GOAL OF THE EXERCISE: Each entry below is to be duplicated precisely.
___ STORED DATA ___
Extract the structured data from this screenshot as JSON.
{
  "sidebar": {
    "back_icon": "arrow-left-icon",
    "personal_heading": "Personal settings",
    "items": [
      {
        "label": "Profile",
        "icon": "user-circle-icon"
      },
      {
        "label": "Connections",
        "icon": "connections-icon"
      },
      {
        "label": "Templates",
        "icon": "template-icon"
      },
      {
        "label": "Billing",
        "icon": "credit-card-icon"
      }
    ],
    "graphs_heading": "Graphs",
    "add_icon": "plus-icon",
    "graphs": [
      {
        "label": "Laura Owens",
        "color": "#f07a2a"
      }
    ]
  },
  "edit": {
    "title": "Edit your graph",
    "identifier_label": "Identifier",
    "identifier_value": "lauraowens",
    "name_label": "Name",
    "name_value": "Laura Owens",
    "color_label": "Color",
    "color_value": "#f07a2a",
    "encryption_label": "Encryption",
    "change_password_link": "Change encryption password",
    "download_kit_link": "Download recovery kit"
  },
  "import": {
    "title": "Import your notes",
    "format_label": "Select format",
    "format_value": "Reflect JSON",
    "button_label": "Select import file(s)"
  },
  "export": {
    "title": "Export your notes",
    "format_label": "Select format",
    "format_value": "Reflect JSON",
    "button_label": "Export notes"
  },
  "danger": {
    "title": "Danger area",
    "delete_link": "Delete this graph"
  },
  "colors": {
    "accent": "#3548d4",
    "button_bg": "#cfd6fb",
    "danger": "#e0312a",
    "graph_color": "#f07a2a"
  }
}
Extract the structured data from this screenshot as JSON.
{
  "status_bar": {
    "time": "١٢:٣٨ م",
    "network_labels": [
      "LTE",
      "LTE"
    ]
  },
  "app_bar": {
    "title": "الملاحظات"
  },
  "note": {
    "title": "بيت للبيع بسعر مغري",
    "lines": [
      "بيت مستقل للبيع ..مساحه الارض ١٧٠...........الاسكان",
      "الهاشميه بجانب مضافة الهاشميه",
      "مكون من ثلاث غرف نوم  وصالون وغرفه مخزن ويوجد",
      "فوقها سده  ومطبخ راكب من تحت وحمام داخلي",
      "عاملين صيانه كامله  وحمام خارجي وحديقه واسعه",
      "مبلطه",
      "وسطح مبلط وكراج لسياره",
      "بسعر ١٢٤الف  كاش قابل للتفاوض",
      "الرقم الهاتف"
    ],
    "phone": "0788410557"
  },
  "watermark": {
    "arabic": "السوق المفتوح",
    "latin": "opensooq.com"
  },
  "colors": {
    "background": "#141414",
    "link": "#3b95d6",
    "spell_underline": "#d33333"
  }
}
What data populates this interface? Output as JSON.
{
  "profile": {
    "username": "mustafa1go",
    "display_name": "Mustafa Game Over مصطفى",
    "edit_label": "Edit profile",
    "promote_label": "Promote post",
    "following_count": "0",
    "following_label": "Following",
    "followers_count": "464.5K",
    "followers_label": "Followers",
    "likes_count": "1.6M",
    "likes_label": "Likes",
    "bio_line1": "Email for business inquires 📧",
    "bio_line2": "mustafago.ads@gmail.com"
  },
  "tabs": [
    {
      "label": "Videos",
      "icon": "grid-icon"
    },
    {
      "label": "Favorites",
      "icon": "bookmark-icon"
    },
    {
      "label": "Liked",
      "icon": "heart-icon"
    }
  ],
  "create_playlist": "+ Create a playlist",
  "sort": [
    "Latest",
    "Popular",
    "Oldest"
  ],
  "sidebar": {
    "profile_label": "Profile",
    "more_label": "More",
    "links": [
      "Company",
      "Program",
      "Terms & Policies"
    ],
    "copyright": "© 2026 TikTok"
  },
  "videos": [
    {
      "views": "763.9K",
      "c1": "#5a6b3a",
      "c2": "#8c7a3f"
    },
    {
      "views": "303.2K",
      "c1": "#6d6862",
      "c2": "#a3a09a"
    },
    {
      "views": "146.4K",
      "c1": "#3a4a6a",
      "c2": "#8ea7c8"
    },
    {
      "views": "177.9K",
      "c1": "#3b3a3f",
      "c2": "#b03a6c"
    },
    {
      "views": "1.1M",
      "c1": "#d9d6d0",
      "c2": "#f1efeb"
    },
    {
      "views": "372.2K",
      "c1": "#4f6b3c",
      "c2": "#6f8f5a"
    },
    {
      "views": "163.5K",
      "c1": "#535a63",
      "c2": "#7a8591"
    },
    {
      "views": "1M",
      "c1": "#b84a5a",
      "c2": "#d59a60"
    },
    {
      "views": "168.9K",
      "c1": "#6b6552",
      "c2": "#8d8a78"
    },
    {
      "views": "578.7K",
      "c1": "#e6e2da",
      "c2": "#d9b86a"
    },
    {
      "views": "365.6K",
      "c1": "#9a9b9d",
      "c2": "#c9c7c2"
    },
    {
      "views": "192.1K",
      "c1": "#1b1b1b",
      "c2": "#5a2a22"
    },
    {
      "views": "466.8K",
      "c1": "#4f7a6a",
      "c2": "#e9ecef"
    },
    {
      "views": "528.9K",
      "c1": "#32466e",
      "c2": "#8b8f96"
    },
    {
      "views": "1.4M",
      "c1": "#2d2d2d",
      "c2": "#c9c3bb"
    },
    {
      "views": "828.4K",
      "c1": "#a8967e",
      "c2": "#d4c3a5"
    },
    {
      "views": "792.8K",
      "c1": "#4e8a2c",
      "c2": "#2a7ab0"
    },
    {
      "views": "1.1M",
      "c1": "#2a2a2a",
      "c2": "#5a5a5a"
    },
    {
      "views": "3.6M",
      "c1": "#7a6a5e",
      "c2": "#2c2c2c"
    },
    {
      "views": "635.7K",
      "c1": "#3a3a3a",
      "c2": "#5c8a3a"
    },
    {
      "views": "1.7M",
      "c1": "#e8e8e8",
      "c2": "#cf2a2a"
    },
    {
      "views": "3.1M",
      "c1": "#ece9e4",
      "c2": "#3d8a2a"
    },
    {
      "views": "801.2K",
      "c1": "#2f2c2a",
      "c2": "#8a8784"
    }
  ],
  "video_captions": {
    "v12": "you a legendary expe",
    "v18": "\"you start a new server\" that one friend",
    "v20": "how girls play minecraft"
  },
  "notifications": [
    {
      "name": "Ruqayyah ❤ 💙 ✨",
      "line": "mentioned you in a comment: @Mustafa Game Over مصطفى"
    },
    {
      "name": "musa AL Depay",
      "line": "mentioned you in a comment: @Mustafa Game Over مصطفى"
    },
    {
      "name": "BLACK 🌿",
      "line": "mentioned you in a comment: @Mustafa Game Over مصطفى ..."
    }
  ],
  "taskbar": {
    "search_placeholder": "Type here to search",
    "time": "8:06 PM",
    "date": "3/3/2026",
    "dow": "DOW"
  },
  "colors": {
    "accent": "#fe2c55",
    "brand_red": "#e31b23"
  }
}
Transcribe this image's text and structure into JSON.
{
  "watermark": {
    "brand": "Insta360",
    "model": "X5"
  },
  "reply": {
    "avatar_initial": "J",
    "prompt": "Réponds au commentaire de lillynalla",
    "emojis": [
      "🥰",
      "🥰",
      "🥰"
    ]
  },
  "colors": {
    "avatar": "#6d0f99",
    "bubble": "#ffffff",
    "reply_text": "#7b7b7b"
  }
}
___
ANSWER FOR THE TASK:
Extract the structured data from this screenshot as JSON.
{
  "sidebar": {
    "back_icon": "arrow-left-icon",
    "personal_heading": "Personal settings",
    "items": [
      {
        "label": "Profile",
        "icon": "user-circle-icon"
      },
      {
        "label": "Connections",
        "icon": "connections-icon"
      },
      {
        "label": "Templates",
        "icon": "template-icon"
      },
      {
        "label": "Billing",
        "icon": "credit-card-icon"
      }
    ],
    "graphs_heading": "Graphs",
    "add_icon": "plus-icon",
    "graphs": [
      {
        "label": "Laura Owens",
        "color": "#f07a2a"
      }
    ]
  },
  "edit": {
    "title": "Edit your graph",
    "identifier_label": "Identifier",
    "identifier_value": "lauraowens",
    "name_label": "Name",
    "name_value": "Laura Owens",
    "color_label": "Color",
    "color_value": "#f07a2a",
    "encryption_label": "Encryption",
    "change_password_link": "Change encryption password",
    "download_kit_link": "Download recovery kit"
  },
  "import": {
    "title": "Import your notes",
    "format_label": "Select format",
    "format_value": "Reflect JSON",
    "button_label": "Select import file(s)"
  },
  "export": {
    "title": "Export your notes",
    "format_label": "Select format",
    "format_value": "Reflect JSON",
    "button_label": "Export notes"
  },
  "danger": {
    "title": "Danger area",
    "delete_link": "Delete this graph"
  },
  "colors": {
    "accent": "#3548d4",
    "button_bg": "#cfd6fb",
    "danger": "#e0312a",
    "graph_color": "#f07a2a"
  }
}
Extract the structured data from this screenshot as JSON.
{
  "status_bar": {
    "time": "١٢:٣٨ م",
    "network_labels": [
      "LTE",
      "LTE"
    ]
  },
  "app_bar": {
    "title": "الملاحظات"
  },
  "note": {
    "title": "بيت للبيع بسعر مغري",
    "lines": [
      "بيت مستقل للبيع ..مساحه الارض ١٧٠...........الاسكان",
      "الهاشميه بجانب مضافة الهاشميه",
      "مكون من ثلاث غرف نوم  وصالون وغرفه مخزن ويوجد",
      "فوقها سده  ومطبخ راكب من تحت وحمام داخلي",
      "عاملين صيانه كامله  وحمام خارجي وحديقه واسعه",
      "مبلطه",
      "وسطح مبلط وكراج لسياره",
      "بسعر ١٢٤الف  كاش قابل للتفاوض",
      "الرقم الهاتف"
    ],
    "phone": "0788410557"
  },
  "watermark": {
    "arabic": "السوق المفتوح",
    "latin": "opensooq.com"
  },
  "colors": {
    "background": "#141414",
    "link": "#3b95d6",
    "spell_underline": "#d33333"
  }
}
What data populates this interface? Output as JSON.
{
  "profile": {
    "username": "mustafa1go",
    "display_name": "Mustafa Game Over مصطفى",
    "edit_label": "Edit profile",
    "promote_label": "Promote post",
    "following_count": "0",
    "following_label": "Following",
    "followers_count": "464.5K",
    "followers_label": "Followers",
    "likes_count": "1.6M",
    "likes_label": "Likes",
    "bio_line1": "Email for business inquires 📧",
    "bio_line2": "mustafago.ads@gmail.com"
  },
  "tabs": [
    {
      "label": "Videos",
      "icon": "grid-icon"
    },
    {
      "label": "Favorites",
      "icon": "bookmark-icon"
    },
    {
      "label": "Liked",
      "icon": "heart-icon"
    }
  ],
  "create_playlist": "+ Create a playlist",
  "sort": [
    "Latest",
    "Popular",
    "Oldest"
  ],
  "sidebar": {
    "profile_label": "Profile",
    "more_label": "More",
    "links": [
      "Company",
      "Program",
      "Terms & Policies"
    ],
    "copyright": "© 2026 TikTok"
  },
  "videos": [
    {
      "views": "763.9K",
      "c1": "#5a6b3a",
      "c2": "#8c7a3f"
    },
    {
      "views": "303.2K",
      "c1": "#6d6862",
      "c2": "#a3a09a"
    },
    {
      "views": "146.4K",
      "c1": "#3a4a6a",
      "c2": "#8ea7c8"
    },
    {
      "views": "177.9K",
      "c1": "#3b3a3f",
      "c2": "#b03a6c"
    },
    {
      "views": "1.1M",
      "c1": "#d9d6d0",
      "c2": "#f1efeb"
    },
    {
      "views": "372.2K",
      "c1": "#4f6b3c",
      "c2": "#6f8f5a"
    },
    {
      "views": "163.5K",
      "c1": "#535a63",
      "c2": "#7a8591"
    },
    {
      "views": "1M",
      "c1": "#b84a5a",
      "c2": "#d59a60"
    },
    {
      "views": "168.9K",
      "c1": "#6b6552",
      "c2": "#8d8a78"
    },
    {
      "views": "578.7K",
      "c1": "#e6e2da",
      "c2": "#d9b86a"
    },
    {
      "views": "365.6K",
      "c1": "#9a9b9d",
      "c2": "#c9c7c2"
    },
    {
      "views": "192.1K",
      "c1": "#1b1b1b",
      "c2": "#5a2a22"
    },
    {
      "views": "466.8K",
      "c1": "#4f7a6a",
      "c2": "#e9ecef"
    },
    {
      "views": "528.9K",
      "c1": "#32466e",
      "c2": "#8b8f96"
    },
    {
      "views": "1.4M",
      "c1": "#2d2d2d",
      "c2": "#c9c3bb"
    },
    {
      "views": "828.4K",
      "c1": "#a8967e",
      "c2": "#d4c3a5"
    },
    {
      "views": "792.8K",
      "c1": "#4e8a2c",
      "c2": "#2a7ab0"
    },
    {
      "views": "1.1M",
      "c1": "#2a2a2a",
      "c2": "#5a5a5a"
    },
    {
      "views": "3.6M",
      "c1": "#7a6a5e",
      "c2": "#2c2c2c"
    },
    {
      "views": "635.7K",
      "c1": "#3a3a3a",
      "c2": "#5c8a3a"
    },
    {
      "views": "1.7M",
      "c1": "#e8e8e8",
      "c2": "#cf2a2a"
    },
    {
      "views": "3.1M",
      "c1": "#ece9e4",
      "c2": "#3d8a2a"
    },
    {
      "views": "801.2K",
      "c1": "#2f2c2a",
      "c2": "#8a8784"
    }
  ],
  "video_captions": {
    "v12": "you a legendary expe",
    "v18": "\"you start a new server\" that one friend",
    "v20": "how girls play minecraft"
  },
  "notifications": [
    {
      "name": "Ruqayyah ❤ 💙 ✨",
      "line": "mentioned you in a comment: @Mustafa Game Over مصطفى"
    },
    {
      "name": "musa AL Depay",
      "line": "mentioned you in a comment: @Mustafa Game Over مصطفى"
    },
    {
      "name": "BLACK 🌿",
      "line": "mentioned you in a comment: @Mustafa Game Over مصطفى ..."
    }
  ],
  "taskbar": {
    "search_placeholder": "Type here to search",
    "time": "8:06 PM",
    "date": "3/3/2026",
    "dow": "DOW"
  },
  "colors": {
    "accent": "#fe2c55",
    "brand_red": "#e31b23"
  }
}
Transcribe this image's text and structure into JSON.
{
  "watermark": {
    "brand": "Insta360",
    "model": "X5"
  },
  "reply": {
    "avatar_initial": "J",
    "prompt": "Réponds au commentaire de lillynalla",
    "emojis": [
      "🥰",
      "🥰",
      "🥰"
    ]
  },
  "colors": {
    "avatar": "#6d0f99",
    "bubble": "#ffffff",
    "reply_text": "#7b7b7b"
  }
}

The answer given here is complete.